■ Required action:
Lines in the data below that contain the word "code" are to be copied.

■ Given records:
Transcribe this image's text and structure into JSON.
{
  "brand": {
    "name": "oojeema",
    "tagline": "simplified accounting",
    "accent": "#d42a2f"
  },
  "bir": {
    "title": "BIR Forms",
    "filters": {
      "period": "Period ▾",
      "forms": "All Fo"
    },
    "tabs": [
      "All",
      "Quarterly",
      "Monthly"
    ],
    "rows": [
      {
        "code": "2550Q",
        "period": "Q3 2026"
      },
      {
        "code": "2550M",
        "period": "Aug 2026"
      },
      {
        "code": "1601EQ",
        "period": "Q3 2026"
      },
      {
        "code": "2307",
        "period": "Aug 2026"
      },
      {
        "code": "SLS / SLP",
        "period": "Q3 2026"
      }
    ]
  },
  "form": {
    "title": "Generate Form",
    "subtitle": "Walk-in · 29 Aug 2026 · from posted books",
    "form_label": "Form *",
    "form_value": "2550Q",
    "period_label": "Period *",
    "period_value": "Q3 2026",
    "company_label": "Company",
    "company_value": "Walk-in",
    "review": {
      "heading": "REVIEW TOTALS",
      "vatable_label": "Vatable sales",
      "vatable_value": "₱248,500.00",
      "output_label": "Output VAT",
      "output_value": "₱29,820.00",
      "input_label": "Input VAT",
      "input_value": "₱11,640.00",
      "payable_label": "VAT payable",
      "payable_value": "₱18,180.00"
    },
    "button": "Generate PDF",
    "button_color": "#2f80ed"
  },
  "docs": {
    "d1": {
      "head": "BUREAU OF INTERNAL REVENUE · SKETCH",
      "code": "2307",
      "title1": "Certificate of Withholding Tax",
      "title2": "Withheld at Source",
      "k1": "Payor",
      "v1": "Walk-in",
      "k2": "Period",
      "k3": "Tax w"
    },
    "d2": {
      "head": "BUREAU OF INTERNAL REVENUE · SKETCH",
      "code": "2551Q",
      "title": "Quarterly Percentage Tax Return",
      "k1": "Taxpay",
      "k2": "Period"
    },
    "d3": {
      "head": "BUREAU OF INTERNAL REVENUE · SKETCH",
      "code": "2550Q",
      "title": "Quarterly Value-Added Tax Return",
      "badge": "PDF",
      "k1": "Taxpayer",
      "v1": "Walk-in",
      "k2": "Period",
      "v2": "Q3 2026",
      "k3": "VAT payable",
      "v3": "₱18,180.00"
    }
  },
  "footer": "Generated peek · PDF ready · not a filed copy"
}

■ Answer to this problem:
        "code": "2550Q",
        "code": "2550M",
        "code": "1601EQ",
        "code": "2307",
        "code": "SLS / SLP",
      "code": "2307",
      "code": "2551Q",
      "code": "2550Q",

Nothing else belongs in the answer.